■ **Dataset excerpts**
□ □ □ □ □
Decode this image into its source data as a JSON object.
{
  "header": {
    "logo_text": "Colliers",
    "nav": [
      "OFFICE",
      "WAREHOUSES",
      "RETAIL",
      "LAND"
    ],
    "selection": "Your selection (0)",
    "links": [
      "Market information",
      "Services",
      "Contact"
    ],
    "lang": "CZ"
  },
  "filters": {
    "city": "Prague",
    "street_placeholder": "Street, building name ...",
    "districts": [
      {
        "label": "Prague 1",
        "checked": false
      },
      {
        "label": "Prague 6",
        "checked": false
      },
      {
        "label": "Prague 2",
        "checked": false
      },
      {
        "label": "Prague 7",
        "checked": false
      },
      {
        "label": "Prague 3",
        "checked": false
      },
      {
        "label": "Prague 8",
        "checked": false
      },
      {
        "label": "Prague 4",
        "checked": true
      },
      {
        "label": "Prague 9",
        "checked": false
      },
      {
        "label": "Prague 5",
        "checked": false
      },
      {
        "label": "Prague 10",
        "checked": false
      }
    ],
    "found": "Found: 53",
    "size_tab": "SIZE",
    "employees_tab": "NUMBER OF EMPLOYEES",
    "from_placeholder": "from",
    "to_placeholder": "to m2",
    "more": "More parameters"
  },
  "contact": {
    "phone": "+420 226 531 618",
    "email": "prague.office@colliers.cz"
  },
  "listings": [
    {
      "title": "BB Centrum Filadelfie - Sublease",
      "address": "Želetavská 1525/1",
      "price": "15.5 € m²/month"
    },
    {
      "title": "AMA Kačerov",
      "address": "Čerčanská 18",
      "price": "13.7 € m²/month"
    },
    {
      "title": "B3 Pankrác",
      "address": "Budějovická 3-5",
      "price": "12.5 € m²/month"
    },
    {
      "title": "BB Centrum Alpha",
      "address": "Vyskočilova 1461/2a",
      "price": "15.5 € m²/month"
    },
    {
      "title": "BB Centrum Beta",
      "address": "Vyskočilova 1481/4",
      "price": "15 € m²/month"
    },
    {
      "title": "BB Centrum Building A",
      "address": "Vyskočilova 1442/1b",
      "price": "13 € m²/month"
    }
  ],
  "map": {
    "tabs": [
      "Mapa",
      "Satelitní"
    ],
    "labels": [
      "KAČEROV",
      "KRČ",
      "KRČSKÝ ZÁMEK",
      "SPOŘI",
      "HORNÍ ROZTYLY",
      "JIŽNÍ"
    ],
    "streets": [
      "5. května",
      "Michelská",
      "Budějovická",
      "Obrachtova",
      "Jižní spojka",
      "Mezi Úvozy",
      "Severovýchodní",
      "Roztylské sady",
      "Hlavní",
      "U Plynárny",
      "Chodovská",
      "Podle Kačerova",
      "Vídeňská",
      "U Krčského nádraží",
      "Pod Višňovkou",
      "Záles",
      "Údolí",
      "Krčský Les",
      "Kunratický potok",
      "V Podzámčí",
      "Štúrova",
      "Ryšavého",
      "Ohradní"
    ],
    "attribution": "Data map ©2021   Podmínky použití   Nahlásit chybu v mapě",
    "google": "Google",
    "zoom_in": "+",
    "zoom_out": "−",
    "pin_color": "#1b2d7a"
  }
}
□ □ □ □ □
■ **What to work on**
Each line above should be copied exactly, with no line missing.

■ **Reply**
Decode this image into its source data as a JSON object.
{
  "header": {
    "logo_text": "Colliers",
    "nav": [
      "OFFICE",
      "WAREHOUSES",
      "RETAIL",
      "LAND"
    ],
    "selection": "Your selection (0)",
    "links": [
      "Market information",
      "Services",
      "Contact"
    ],
    "lang": "CZ"
  },
  "filters": {
    "city": "Prague",
    "street_placeholder": "Street, building name ...",
    "districts": [
      {
        "label": "Prague 1",
        "checked": false
      },
      {
        "label": "Prague 6",
        "checked": false
      },
      {
        "label": "Prague 2",
        "checked": false
      },
      {
        "label": "Prague 7",
        "checked": false
      },
      {
        "label": "Prague 3",
        "checked": false
      },
      {
        "label": "Prague 8",
        "checked": false
      },
      {
        "label": "Prague 4",
        "checked": true
      },
      {
        "label": "Prague 9",
        "checked": false
      },
      {
        "label": "Prague 5",
        "checked": false
      },
      {
        "label": "Prague 10",
        "checked": false
      }
    ],
    "found": "Found: 53",
    "size_tab": "SIZE",
    "employees_tab": "NUMBER OF EMPLOYEES",
    "from_placeholder": "from",
    "to_placeholder": "to m2",
    "more": "More parameters"
  },
  "contact": {
    "phone": "+420 226 531 618",
    "email": "prague.office@colliers.cz"
  },
  "listings": [
    {
      "title": "BB Centrum Filadelfie - Sublease",
      "address": "Želetavská 1525/1",
      "price": "15.5 € m²/month"
    },
    {
      "title": "AMA Kačerov",
      "address": "Čerčanská 18",
      "price": "13.7 € m²/month"
    },
    {
      "title": "B3 Pankrác",
      "address": "Budějovická 3-5",
      "price": "12.5 € m²/month"
    },
    {
      "title": "BB Centrum Alpha",
      "address": "Vyskočilova 1461/2a",
      "price": "15.5 € m²/month"
    },
    {
      "title": "BB Centrum Beta",
      "address": "Vyskočilova 1481/4",
      "price": "15 € m²/month"
    },
    {
      "title": "BB Centrum Building A",
      "address": "Vyskočilova 1442/1b",
      "price": "13 € m²/month"
    }
  ],
  "map": {
    "tabs": [
      "Mapa",
      "Satelitní"
    ],
    "labels": [
      "KAČEROV",
      "KRČ",
      "KRČSKÝ ZÁMEK",
      "SPOŘI",
      "HORNÍ ROZTYLY",
      "JIŽNÍ"
    ],
    "streets": [
      "5. května",
      "Michelská",
      "Budějovická",
      "Obrachtova",
      "Jižní spojka",
      "Mezi Úvozy",
      "Severovýchodní",
      "Roztylské sady",
      "Hlavní",
      "U Plynárny",
      "Chodovská",
      "Podle Kačerova",
      "Vídeňská",
      "U Krčského nádraží",
      "Pod Višňovkou",
      "Záles",
      "Údolí",
      "Krčský Les",
      "Kunratický potok",
      "V Podzámčí",
      "Štúrova",
      "Ryšavého",
      "Ohradní"
    ],
    "attribution": "Data map ©2021   Podmínky použití   Nahlásit chybu v mapě",
    "google": "Google",
    "zoom_in": "+",
    "zoom_out": "−",
    "pin_color": "#1b2d7a"
  }
}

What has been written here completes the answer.